* **Work item**
Search term "Nisha": copy each line of the data containing it.

[Extracted records]
____________
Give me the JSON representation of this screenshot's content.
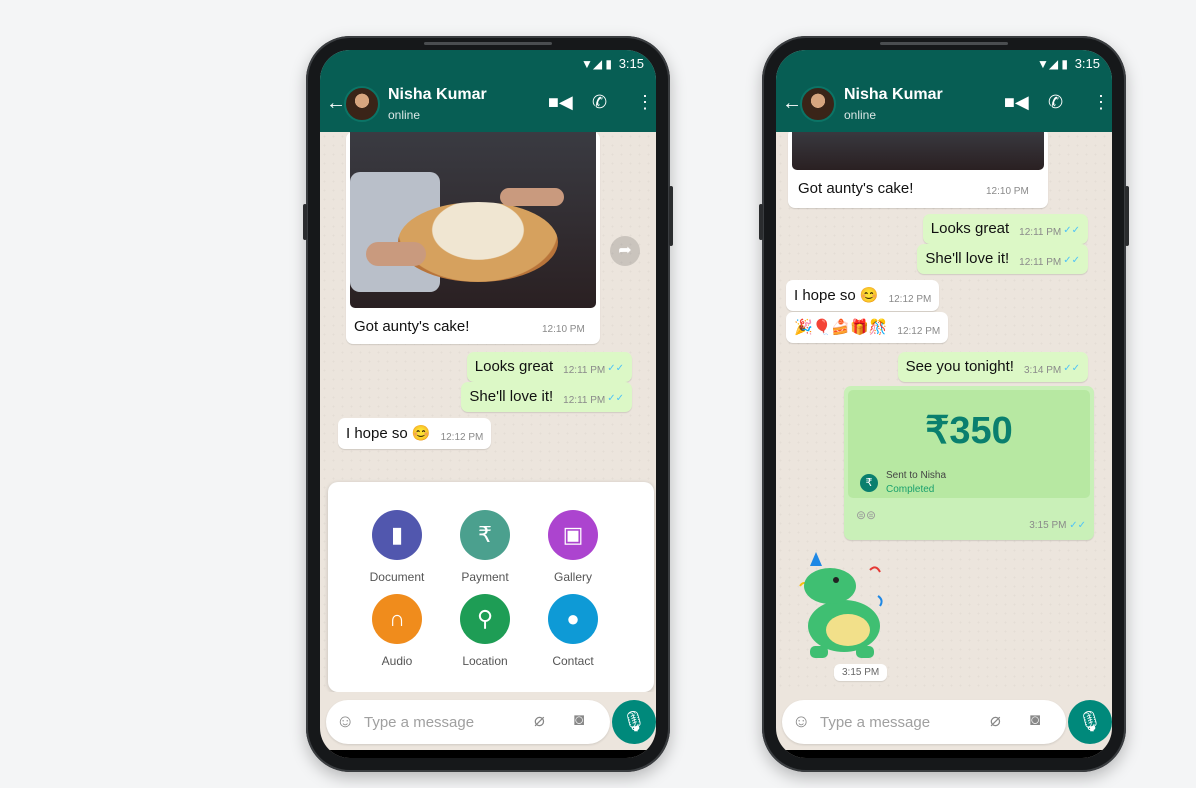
{
  "status_bar": {
    "time": "3:15"
  },
  "contact": {
    "name": "Nisha Kumar",
    "status": "online"
  },
  "left_phone": {
    "image_caption": "Got aunty's cake!",
    "image_caption_time": "12:10 PM",
    "messages": [
      {
        "text": "Looks great",
        "time": "12:11 PM",
        "dir": "out"
      },
      {
        "text": "She'll love it!",
        "time": "12:11 PM",
        "dir": "out"
      },
      {
        "text": "I hope so 😊",
        "time": "12:12 PM",
        "dir": "in"
      }
    ],
    "attachments": [
      {
        "label": "Document",
        "icon": "document-icon",
        "color": "#5157ae"
      },
      {
        "label": "Payment",
        "icon": "rupee-icon",
        "color": "#4ba08e"
      },
      {
        "label": "Gallery",
        "icon": "gallery-icon",
        "color": "#ac44cf"
      },
      {
        "label": "Audio",
        "icon": "headphones-icon",
        "color": "#f08c1c"
      },
      {
        "label": "Location",
        "icon": "location-icon",
        "color": "#1e9d55"
      },
      {
        "label": "Contact",
        "icon": "person-icon",
        "color": "#0e9ad6"
      }
    ]
  },
  "right_phone": {
    "image_caption": "Got aunty's cake!",
    "image_caption_time": "12:10 PM",
    "messages": [
      {
        "text": "Looks great",
        "time": "12:11 PM",
        "dir": "out"
      },
      {
        "text": "She'll love it!",
        "time": "12:11 PM",
        "dir": "out"
      },
      {
        "text": "I hope so 😊",
        "time": "12:12 PM",
        "dir": "in"
      },
      {
        "text": "🎉🎈🍰🎁🎊",
        "time": "12:12 PM",
        "dir": "in"
      },
      {
        "text": "See you tonight!",
        "time": "3:14 PM",
        "dir": "out"
      }
    ],
    "payment": {
      "amount": "₹350",
      "recipient_line": "Sent to Nisha",
      "status": "Completed",
      "time": "3:15 PM"
    },
    "sticker_time": "3:15 PM"
  },
  "composer": {
    "placeholder": "Type a message"
  },
  "colors": {
    "header": "#075e54",
    "outgoing_bubble": "#dcf8c6",
    "mic_button": "#00897b"
  }
}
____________
* **Written answer**
    "name": "Nisha Kumar",
      "recipient_line": "Sent to Nisha",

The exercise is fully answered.